Data extract -
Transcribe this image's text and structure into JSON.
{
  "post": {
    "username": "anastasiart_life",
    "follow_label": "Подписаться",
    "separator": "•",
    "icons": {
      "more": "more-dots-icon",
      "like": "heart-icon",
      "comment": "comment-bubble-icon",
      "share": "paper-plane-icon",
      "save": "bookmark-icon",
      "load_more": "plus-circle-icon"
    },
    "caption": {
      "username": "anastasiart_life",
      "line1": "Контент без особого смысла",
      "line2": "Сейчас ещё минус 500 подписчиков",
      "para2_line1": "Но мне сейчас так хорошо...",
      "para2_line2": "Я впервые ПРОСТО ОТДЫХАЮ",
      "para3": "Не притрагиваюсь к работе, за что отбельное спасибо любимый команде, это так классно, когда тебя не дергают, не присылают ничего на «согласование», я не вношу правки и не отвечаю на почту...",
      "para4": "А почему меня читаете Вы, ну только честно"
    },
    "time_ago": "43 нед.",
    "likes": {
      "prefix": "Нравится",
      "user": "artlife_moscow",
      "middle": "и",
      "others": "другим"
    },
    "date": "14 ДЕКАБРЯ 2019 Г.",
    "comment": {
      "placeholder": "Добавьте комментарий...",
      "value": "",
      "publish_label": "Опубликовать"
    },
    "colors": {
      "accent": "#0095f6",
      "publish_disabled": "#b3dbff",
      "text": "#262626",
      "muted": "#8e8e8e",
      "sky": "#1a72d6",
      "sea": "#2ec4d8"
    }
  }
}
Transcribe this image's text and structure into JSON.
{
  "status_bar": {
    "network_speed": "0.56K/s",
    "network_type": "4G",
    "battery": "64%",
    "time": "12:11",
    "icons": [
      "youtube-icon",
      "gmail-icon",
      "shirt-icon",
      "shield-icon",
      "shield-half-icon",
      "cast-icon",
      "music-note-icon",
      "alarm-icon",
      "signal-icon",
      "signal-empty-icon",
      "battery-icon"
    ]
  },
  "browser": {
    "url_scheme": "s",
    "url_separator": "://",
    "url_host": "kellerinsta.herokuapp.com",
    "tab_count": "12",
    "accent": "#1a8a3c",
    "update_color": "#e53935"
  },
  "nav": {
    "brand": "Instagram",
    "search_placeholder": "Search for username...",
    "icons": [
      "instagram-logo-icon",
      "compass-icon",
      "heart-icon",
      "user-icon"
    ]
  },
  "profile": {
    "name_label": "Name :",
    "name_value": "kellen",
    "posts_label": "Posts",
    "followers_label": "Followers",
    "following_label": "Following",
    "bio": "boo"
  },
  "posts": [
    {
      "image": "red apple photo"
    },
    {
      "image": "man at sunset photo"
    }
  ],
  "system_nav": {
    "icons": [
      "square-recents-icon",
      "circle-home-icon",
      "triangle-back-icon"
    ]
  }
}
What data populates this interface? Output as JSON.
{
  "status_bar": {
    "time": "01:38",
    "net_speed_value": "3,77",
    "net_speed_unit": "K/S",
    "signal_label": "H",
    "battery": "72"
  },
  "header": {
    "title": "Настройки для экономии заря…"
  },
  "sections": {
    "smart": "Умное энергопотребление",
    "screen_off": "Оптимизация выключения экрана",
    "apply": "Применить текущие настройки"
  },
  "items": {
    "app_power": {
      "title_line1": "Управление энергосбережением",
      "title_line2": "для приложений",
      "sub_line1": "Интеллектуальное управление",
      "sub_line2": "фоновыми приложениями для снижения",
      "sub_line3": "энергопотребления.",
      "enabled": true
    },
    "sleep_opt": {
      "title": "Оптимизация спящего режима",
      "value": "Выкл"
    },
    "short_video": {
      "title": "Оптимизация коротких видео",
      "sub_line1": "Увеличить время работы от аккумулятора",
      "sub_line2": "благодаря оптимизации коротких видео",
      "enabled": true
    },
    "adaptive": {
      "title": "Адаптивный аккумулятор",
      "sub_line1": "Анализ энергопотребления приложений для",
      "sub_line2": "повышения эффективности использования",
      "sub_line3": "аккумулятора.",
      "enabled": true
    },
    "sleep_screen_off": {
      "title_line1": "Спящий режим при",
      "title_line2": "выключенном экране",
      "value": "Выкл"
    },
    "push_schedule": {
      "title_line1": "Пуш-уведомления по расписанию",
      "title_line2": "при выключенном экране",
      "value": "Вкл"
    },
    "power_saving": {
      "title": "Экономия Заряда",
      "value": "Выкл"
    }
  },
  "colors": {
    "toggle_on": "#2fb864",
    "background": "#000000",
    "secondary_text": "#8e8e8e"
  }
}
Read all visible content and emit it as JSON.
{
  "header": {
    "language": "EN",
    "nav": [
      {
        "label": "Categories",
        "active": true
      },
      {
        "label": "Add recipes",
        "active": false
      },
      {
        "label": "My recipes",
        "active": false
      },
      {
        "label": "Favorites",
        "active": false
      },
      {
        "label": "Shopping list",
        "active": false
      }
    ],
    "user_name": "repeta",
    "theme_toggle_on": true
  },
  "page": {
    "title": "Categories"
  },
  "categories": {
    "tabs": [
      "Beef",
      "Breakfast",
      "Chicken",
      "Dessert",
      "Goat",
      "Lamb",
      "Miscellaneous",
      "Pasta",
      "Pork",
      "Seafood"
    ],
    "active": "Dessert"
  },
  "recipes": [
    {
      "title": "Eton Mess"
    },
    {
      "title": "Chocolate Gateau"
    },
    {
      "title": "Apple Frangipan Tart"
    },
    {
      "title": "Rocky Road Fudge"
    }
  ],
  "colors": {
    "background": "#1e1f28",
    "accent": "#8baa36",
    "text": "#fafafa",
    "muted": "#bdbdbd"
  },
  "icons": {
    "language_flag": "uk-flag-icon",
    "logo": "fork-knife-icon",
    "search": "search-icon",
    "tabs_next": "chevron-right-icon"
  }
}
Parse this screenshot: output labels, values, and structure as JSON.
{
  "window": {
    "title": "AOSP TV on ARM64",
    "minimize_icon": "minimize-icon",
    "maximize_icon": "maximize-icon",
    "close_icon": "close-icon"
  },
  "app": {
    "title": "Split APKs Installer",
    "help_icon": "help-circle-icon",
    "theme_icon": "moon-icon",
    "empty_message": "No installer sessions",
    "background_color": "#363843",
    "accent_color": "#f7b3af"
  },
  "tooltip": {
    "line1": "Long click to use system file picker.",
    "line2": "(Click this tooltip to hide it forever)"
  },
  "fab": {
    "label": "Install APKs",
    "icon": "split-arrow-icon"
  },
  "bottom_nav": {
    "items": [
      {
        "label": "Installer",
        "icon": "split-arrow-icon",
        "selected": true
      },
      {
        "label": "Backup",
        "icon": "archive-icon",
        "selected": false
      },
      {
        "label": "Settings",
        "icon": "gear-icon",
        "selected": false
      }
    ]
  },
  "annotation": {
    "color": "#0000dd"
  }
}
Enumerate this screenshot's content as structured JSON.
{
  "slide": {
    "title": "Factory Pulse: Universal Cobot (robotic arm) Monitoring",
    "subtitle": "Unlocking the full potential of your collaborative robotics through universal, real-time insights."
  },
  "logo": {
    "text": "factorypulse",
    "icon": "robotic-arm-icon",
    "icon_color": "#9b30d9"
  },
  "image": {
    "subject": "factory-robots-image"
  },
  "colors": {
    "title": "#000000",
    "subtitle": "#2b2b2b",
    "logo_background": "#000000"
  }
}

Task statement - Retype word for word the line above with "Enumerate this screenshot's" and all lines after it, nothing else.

Your solution -
Enumerate this screenshot's content as structured JSON.
{
  "slide": {
    "title": "Factory Pulse: Universal Cobot (robotic arm) Monitoring",
    "subtitle": "Unlocking the full potential of your collaborative robotics through universal, real-time insights."
  },
  "logo": {
    "text": "factorypulse",
    "icon": "robotic-arm-icon",
    "icon_color": "#9b30d9"
  },
  "image": {
    "subject": "factory-robots-image"
  },
  "colors": {
    "title": "#000000",
    "subtitle": "#2b2b2b",
    "logo_background": "#000000"
  }
}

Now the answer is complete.